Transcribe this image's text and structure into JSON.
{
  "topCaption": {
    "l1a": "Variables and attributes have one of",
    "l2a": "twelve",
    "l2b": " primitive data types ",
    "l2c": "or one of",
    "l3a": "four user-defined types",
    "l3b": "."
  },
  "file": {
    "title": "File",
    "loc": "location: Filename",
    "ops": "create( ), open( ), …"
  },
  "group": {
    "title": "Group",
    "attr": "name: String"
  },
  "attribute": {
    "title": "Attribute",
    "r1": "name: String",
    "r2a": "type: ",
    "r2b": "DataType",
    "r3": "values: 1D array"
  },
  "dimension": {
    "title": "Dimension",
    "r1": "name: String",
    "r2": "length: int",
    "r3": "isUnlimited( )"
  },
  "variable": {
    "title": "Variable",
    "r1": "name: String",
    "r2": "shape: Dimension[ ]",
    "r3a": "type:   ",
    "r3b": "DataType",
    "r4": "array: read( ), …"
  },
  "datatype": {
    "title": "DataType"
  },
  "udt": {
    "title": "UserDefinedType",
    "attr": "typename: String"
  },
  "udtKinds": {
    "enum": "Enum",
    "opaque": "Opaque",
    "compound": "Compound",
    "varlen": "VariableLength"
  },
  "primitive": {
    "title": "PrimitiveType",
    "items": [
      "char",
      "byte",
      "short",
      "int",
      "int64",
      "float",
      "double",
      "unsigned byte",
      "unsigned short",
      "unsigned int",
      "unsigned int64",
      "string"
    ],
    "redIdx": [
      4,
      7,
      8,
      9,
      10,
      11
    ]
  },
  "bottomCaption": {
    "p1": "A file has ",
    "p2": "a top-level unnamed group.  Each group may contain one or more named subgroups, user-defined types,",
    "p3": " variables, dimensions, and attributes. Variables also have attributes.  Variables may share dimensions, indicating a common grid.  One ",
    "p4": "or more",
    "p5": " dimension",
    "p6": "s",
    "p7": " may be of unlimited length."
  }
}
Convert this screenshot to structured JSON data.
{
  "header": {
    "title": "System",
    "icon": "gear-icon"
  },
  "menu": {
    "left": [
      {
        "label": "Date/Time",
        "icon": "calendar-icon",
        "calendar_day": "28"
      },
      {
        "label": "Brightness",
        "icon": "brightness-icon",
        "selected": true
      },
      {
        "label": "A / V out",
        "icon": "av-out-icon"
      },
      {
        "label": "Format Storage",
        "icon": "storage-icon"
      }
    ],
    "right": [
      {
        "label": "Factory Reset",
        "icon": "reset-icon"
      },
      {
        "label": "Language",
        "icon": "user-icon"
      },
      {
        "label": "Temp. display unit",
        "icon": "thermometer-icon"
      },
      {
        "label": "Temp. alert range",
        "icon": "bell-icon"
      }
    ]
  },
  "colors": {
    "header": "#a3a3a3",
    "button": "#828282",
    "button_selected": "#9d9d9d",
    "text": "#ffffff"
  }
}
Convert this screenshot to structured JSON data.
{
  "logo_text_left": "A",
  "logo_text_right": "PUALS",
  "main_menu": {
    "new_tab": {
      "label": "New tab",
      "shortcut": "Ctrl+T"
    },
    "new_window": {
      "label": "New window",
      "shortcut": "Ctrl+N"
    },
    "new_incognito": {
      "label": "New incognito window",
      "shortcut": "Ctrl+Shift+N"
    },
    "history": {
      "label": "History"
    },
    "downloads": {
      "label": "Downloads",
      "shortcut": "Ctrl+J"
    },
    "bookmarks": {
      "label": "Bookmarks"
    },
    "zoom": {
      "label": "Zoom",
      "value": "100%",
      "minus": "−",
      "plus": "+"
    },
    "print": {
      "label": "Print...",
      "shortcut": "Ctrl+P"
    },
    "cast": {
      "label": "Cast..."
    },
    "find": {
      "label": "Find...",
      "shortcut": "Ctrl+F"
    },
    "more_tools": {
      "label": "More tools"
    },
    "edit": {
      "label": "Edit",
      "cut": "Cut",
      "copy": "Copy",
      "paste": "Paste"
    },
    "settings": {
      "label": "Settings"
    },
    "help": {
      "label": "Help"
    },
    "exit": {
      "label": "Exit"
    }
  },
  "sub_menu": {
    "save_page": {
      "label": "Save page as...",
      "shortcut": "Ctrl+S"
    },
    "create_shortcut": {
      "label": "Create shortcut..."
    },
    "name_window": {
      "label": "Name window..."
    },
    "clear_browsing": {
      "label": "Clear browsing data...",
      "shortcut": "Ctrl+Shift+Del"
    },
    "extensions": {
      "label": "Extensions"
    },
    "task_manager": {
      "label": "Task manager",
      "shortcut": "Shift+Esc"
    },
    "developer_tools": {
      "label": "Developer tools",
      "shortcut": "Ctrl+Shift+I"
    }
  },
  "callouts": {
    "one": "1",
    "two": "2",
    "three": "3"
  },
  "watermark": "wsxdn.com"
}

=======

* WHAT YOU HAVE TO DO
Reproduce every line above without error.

* RESPONSE
Transcribe this image's text and structure into JSON.
{
  "topCaption": {
    "l1a": "Variables and attributes have one of",
    "l2a": "twelve",
    "l2b": " primitive data types ",
    "l2c": "or one of",
    "l3a": "four user-defined types",
    "l3b": "."
  },
  "file": {
    "title": "File",
    "loc": "location: Filename",
    "ops": "create( ), open( ), …"
  },
  "group": {
    "title": "Group",
    "attr": "name: String"
  },
  "attribute": {
    "title": "Attribute",
    "r1": "name: String",
    "r2a": "type: ",
    "r2b": "DataType",
    "r3": "values: 1D array"
  },
  "dimension": {
    "title": "Dimension",
    "r1": "name: String",
    "r2": "length: int",
    "r3": "isUnlimited( )"
  },
  "variable": {
    "title": "Variable",
    "r1": "name: String",
    "r2": "shape: Dimension[ ]",
    "r3a": "type:   ",
    "r3b": "DataType",
    "r4": "array: read( ), …"
  },
  "datatype": {
    "title": "DataType"
  },
  "udt": {
    "title": "UserDefinedType",
    "attr": "typename: String"
  },
  "udtKinds": {
    "enum": "Enum",
    "opaque": "Opaque",
    "compound": "Compound",
    "varlen": "VariableLength"
  },
  "primitive": {
    "title": "PrimitiveType",
    "items": [
      "char",
      "byte",
      "short",
      "int",
      "int64",
      "float",
      "double",
      "unsigned byte",
      "unsigned short",
      "unsigned int",
      "unsigned int64",
      "string"
    ],
    "redIdx": [
      4,
      7,
      8,
      9,
      10,
      11
    ]
  },
  "bottomCaption": {
    "p1": "A file has ",
    "p2": "a top-level unnamed group.  Each group may contain one or more named subgroups, user-defined types,",
    "p3": " variables, dimensions, and attributes. Variables also have attributes.  Variables may share dimensions, indicating a common grid.  One ",
    "p4": "or more",
    "p5": " dimension",
    "p6": "s",
    "p7": " may be of unlimited length."
  }
}
Convert this screenshot to structured JSON data.
{
  "header": {
    "title": "System",
    "icon": "gear-icon"
  },
  "menu": {
    "left": [
      {
        "label": "Date/Time",
        "icon": "calendar-icon",
        "calendar_day": "28"
      },
      {
        "label": "Brightness",
        "icon": "brightness-icon",
        "selected": true
      },
      {
        "label": "A / V out",
        "icon": "av-out-icon"
      },
      {
        "label": "Format Storage",
        "icon": "storage-icon"
      }
    ],
    "right": [
      {
        "label": "Factory Reset",
        "icon": "reset-icon"
      },
      {
        "label": "Language",
        "icon": "user-icon"
      },
      {
        "label": "Temp. display unit",
        "icon": "thermometer-icon"
      },
      {
        "label": "Temp. alert range",
        "icon": "bell-icon"
      }
    ]
  },
  "colors": {
    "header": "#a3a3a3",
    "button": "#828282",
    "button_selected": "#9d9d9d",
    "text": "#ffffff"
  }
}
Convert this screenshot to structured JSON data.
{
  "logo_text_left": "A",
  "logo_text_right": "PUALS",
  "main_menu": {
    "new_tab": {
      "label": "New tab",
      "shortcut": "Ctrl+T"
    },
    "new_window": {
      "label": "New window",
      "shortcut": "Ctrl+N"
    },
    "new_incognito": {
      "label": "New incognito window",
      "shortcut": "Ctrl+Shift+N"
    },
    "history": {
      "label": "History"
    },
    "downloads": {
      "label": "Downloads",
      "shortcut": "Ctrl+J"
    },
    "bookmarks": {
      "label": "Bookmarks"
    },
    "zoom": {
      "label": "Zoom",
      "value": "100%",
      "minus": "−",
      "plus": "+"
    },
    "print": {
      "label": "Print...",
      "shortcut": "Ctrl+P"
    },
    "cast": {
      "label": "Cast..."
    },
    "find": {
      "label": "Find...",
      "shortcut": "Ctrl+F"
    },
    "more_tools": {
      "label": "More tools"
    },
    "edit": {
      "label": "Edit",
      "cut": "Cut",
      "copy": "Copy",
      "paste": "Paste"
    },
    "settings": {
      "label": "Settings"
    },
    "help": {
      "label": "Help"
    },
    "exit": {
      "label": "Exit"
    }
  },
  "sub_menu": {
    "save_page": {
      "label": "Save page as...",
      "shortcut": "Ctrl+S"
    },
    "create_shortcut": {
      "label": "Create shortcut..."
    },
    "name_window": {
      "label": "Name window..."
    },
    "clear_browsing": {
      "label": "Clear browsing data...",
      "shortcut": "Ctrl+Shift+Del"
    },
    "extensions": {
      "label": "Extensions"
    },
    "task_manager": {
      "label": "Task manager",
      "shortcut": "Shift+Esc"
    },
    "developer_tools": {
      "label": "Developer tools",
      "shortcut": "Ctrl+Shift+I"
    }
  },
  "callouts": {
    "one": "1",
    "two": "2",
    "three": "3"
  },
  "watermark": "wsxdn.com"
}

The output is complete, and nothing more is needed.